In the years 1922 to 1926, the theory of the orgasm was formulated and substantiated piece by piece, followed by the development of the technique of character analysis. Every subsequent experience, success as well as failure, confirmed this theory, which had developed by itself on the basis of those first decisive observations. For my work, the problems loomed up rapidly and clearly.

Clinical work led in one direction to the present level of experimental work in the field of sex-economy. A second direction proceeded from the question: what is the source and what is the function of the social suppression of sexuality?

Much later, from 1933 on, a biological offshoot of sex- economy developed from the first complex of problems: bion research, sex-economic cancer research, and the in­vestigation of the phenomena of orgone radiation. Some seven years later, the second complex of problems split up into actual sexual sociology on the one hand and political psychology on the other.[1] The orgasm theory has deter­mined the psychological, psychotherapeutic, physiobiologi- cal, and sociological sectors of sex-economy. I do not claim that the framework of sex-economy could replace these specialized fields. But it does claim today to be a unitary natural-scientific theory of sex, on the basis of which it will be possible to resuscitate and fecundate all aspects of human life. This imposes upon us the obligation of giving a thorough presentation of its framework in all related fields. Since the life process and the sexual process are one and the same, it goes without saying that sexual, vegetative energy is active in everything that lives. This statement is very dangerous precisely because it is simple and absolutely correct. To apply it correctly, care must be taken to prevent it from becoming a platitude or de­teriorating into a fixed system. Followers tend to make matters easy for themselves. They take over arduously worked-out material and operate with it in the most com­fortable way possible. They make no effort to find new applications for all the subtleties of the method. They become torpid and the complex of problems ceases to be a challenge. I hope that .1 shall succeed in saving sex- economy from this fate.
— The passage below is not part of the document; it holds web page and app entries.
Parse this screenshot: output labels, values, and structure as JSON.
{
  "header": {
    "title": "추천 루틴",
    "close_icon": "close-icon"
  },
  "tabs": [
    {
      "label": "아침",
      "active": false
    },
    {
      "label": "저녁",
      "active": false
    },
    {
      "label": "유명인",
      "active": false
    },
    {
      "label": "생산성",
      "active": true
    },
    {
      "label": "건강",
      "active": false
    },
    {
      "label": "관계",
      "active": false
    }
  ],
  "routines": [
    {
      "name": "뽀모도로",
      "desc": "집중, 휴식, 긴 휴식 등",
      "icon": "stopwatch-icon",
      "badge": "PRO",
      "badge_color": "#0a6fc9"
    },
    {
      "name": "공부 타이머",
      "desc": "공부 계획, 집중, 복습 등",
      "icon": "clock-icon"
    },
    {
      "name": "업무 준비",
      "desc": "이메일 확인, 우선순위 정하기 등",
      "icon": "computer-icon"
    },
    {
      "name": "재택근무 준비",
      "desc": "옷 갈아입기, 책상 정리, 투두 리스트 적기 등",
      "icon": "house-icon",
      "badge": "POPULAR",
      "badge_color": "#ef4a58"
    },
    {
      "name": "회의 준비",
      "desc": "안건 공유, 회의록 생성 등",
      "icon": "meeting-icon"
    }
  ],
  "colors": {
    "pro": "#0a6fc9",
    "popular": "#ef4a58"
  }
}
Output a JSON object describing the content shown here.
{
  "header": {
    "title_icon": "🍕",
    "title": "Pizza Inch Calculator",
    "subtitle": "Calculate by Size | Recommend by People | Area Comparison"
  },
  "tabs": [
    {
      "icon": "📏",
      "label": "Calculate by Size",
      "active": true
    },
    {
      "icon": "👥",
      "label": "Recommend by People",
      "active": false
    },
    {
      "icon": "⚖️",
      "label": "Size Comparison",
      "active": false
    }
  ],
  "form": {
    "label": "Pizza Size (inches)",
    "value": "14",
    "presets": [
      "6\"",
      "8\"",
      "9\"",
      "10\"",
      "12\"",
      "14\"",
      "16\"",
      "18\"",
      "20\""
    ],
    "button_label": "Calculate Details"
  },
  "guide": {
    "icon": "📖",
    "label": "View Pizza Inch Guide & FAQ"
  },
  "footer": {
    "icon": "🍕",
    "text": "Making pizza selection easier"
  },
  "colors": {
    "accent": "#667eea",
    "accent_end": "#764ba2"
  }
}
[1] Cf. Reich, The Sexual Revolution, 1974, The Invasion of Compulsory Sex Morality, 1971, and The Mass Psychology of Fascism, 1970, all Farrar, Straus and Giroux.